White Cypress pines prefer sandy or loamy soil, although they’ll grow even in clay or poor soils. They have dense green foliage with clusters of cones, in which birds love to nest.


Japanese Black Pine 

Japanese black pine

4–6m Height (Pruned) | 3–6m Width | Flowering | Mild Temperate to Mediterranean

Pinus Thunbergii is popular among bonsai enthusiasts, but it’s also a great tree for garden beds. This adaptable tree is native to Japan but grows well in Australia.

Because of its origins, the Japanese Black Pine prefers cooler climates – although nothing below freezing, which could burn the needles.

Plant your Japanese Black Pine in sandy loam that’s slightly acidic. Ensure it gets around 6 hours of full sun, and prune it regularly to prevent fungus.

The best varieties to get are Oculus Draconis, Thunderhead, or Pygmaea, as they do not grow more than 3m.


Small Weeping Trees for Front Yard

Many small weeping trees are “grafted standard,” meaning the branches are grafted onto a “stock” stem. This stem will partially determine the eventual height of the tree.

NOTE: For people considering weeping willows, many willow species are considered invasive weeds. Check your state regulations for allowable species.


“Cheal’s Weeping” Ornamental Cherry 

Cheal's weeping ornamental cherry

1.8–3m Height | Max 3m Width | Heavy Flowering | Temperate Climates

Prunus “Cheal’s Weeping” is a cultivar of the iconic Japanese cherry. In mid-spring, you’ll be graced with dense clusters of pale pink flowers trailing down towards the ground – a striking focal point.

Even the trunk is ornamental, since the peeling bark is a copper colour. In autumn, the foliage turns gold and red, so it’s a stunner almost year-round!

Grow your Cheal’s Weeping tree in neutral to acidic soil, preferably loam or sandy loam. Avoid letting the soil become waterlogged or soggy. It likes full sun but will tolerate part shade.


Eucalyptus Silver Princess 

Three pink blossoms of Australian native Eucalyptus caesia subspecies magna, family Myrtaceae

6–10m Height | Max 3m Width | Flowering | Temperate to Mediterranean

This feature tree is a stunner in all seasons, but it’s especially good for adding colour to your home in winter. The bright red flowers can begin appearing in late winter into spring.

Eucalyptus caesia. or the Silver Princess, takes its name from the silvery-white powder found on flowers, leaves, and stems.
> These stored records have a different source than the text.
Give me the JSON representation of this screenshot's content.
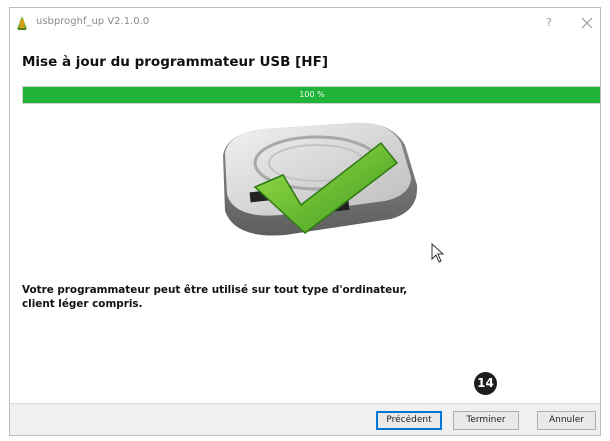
{
  "window": {
    "title": "usbproghf_up V2.1.0.0",
    "help_glyph": "?",
    "close_icon": "close-icon"
  },
  "wizard": {
    "heading": "Mise à jour du programmateur USB [HF]",
    "progress": {
      "percent": 100,
      "label": "100 %"
    },
    "message_line1": "Votre programmateur peut être utilisé sur tout type d'ordinateur,",
    "message_line2": "client léger compris."
  },
  "buttons": {
    "previous": "Précédent",
    "finish": "Terminer",
    "cancel": "Annuler"
  },
  "annotation": {
    "step_number": "14"
  },
  "colors": {
    "progress_fill": "#1fb33a",
    "checkmark": "#6cc12a",
    "default_button_border": "#0078d7"
  },
  "icons": [
    "app-icon",
    "close-icon",
    "usb-programmer-illustration",
    "checkmark-icon",
    "mouse-cursor-icon"
  ]
}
In Western Australia, you might know it as Gungurru.

Silver Princess trees prefer low humidity and rainfall, but will grow in most soils so long as they’re well-draining. Plant the tree somewhere sunny, as it is less robust in shade.

Be careful with pruning if you want to maintain the signature “weeping” look. You should only remove damaged growth or unruly/straggly growth.


Essential Maintenance for Front Yard Trees

Depending on the tree you plant, you might need to do regular pruning to maintain its size and shape. If you’re not up for a DIY job, check out pruning services near you!

Keep an eye out for pests and diseases. Some cultivars are hardier than others – but all trees will benefit from good air circulation around their branches, which helps deter disease.

Check your soil type so you can water your trees properly. Clay soils retain moisture more than loamy or sandy soils, so you may have to water less frequently to prevent root rot.

And of course, before planting, check your local council and state regulations! Make sure your chosen tree is permissible in your area.

It’s also a good idea to canvas your area for existing tree species – some trees can be detrimental to other species, such as cedars and apple trees. Being proactive is one of the best ways you can care for your garden!

About Author

Jamie Donovan

Jamie is an Australian horticulturalist and landscape designer. He enjoys writing about landscape architecture, garden design and lifestyle topics.


About Author

Jamie Donovan

Jamie is an Australian horticulturalist and landscape designer. He enjoys writing about landscape architecture, garden design and lifestyle topics.